Perhaps the most precious architectural resources in our neighborhoods are corner buildings. When the ends of a block are vacant, a street’s urban character takes a huge hit. Empty corners signify distress and disuse. Corner buildings in full use show the world the lifeblood of an urban area, and in vacancy at least carry the promise of renewal to come. If the corner building is commercial the potential is particularly rich: there could be a place of commerce, a generator of city revenues and a point of presence that dampens crime.
To cut to the chase, I have been concerned about the corner commercial building at the northeast corner of Michigan and Arsenal streets for some time now. The building, which dates to 1905, has lost some of its character through relaying of the upper part. Consequently it is a bit plain, but still sturdy, well-built and suited for a corner store. When I first moved to Tower Grove East last year, the building was already vacant. City records show that the building has been listed as vacant since 2008. Not good.

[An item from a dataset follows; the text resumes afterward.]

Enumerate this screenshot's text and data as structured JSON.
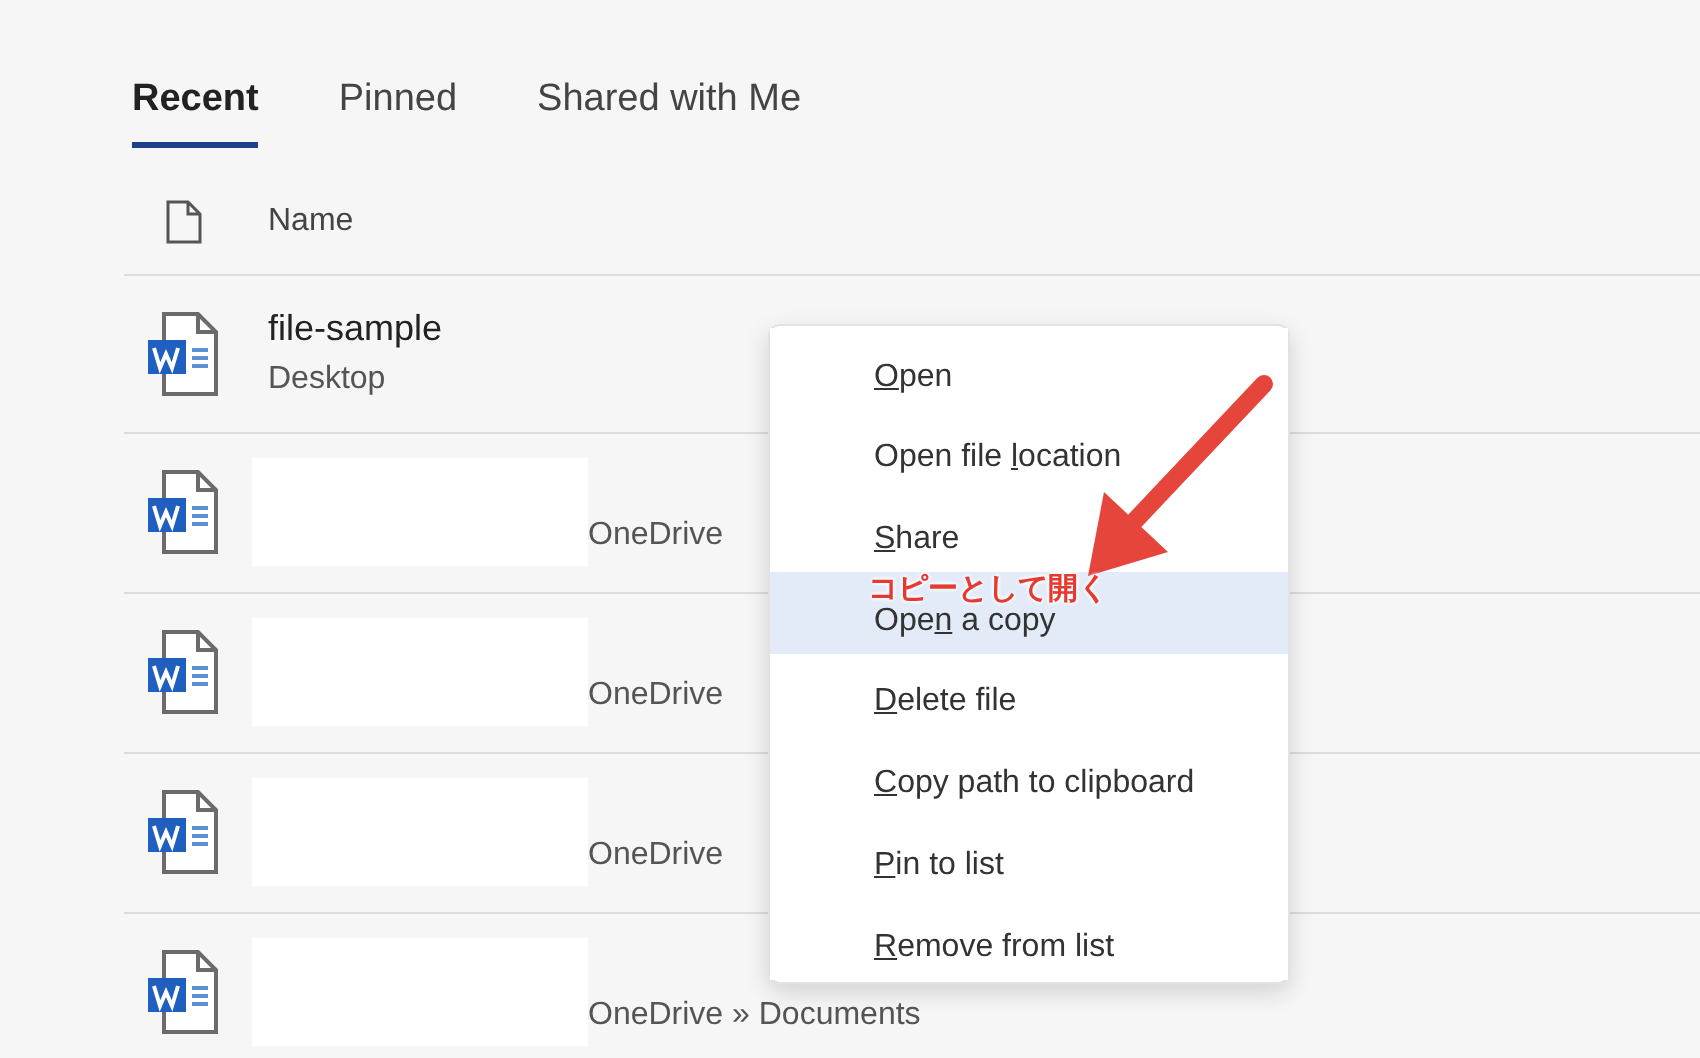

Then, this summer, the outer wythe of brick on the first floor collapsed. On July 26, the Building Division condemned the building for demolition. The only action taken then by owner, Yee Real Estate LLC of Chesterfield, was to prop up the remaining part of the wythe with lumber. Again, not good. Tower Grove East is a great neighborhood because it has lost so few buildings, and has few empty corners. That should not change.
Some relief came this week when Yee Real Estate LLC applied for a building permit on December 29 for stabilization work to rebuild the collapsed masonry. Hopefully the job is done well and soon, and the building is put back to use.
Attention developers: Just across the street at to the east, the residential building at 3114-16 Arsenal Street remains vacant and for sale. Built in two sections, the building has a dentillated brick cornice and, on the east, flat stone lintels. These are signs that this building precedes much of the surrounding city fabric. Indeed the eastern half of the building appears to be a building seen in Compton and Dry’s 1875 Pictorial St. Louis.
Nearby Grant School at 3009 Pennsylvania Avenue would not be completed until 1893.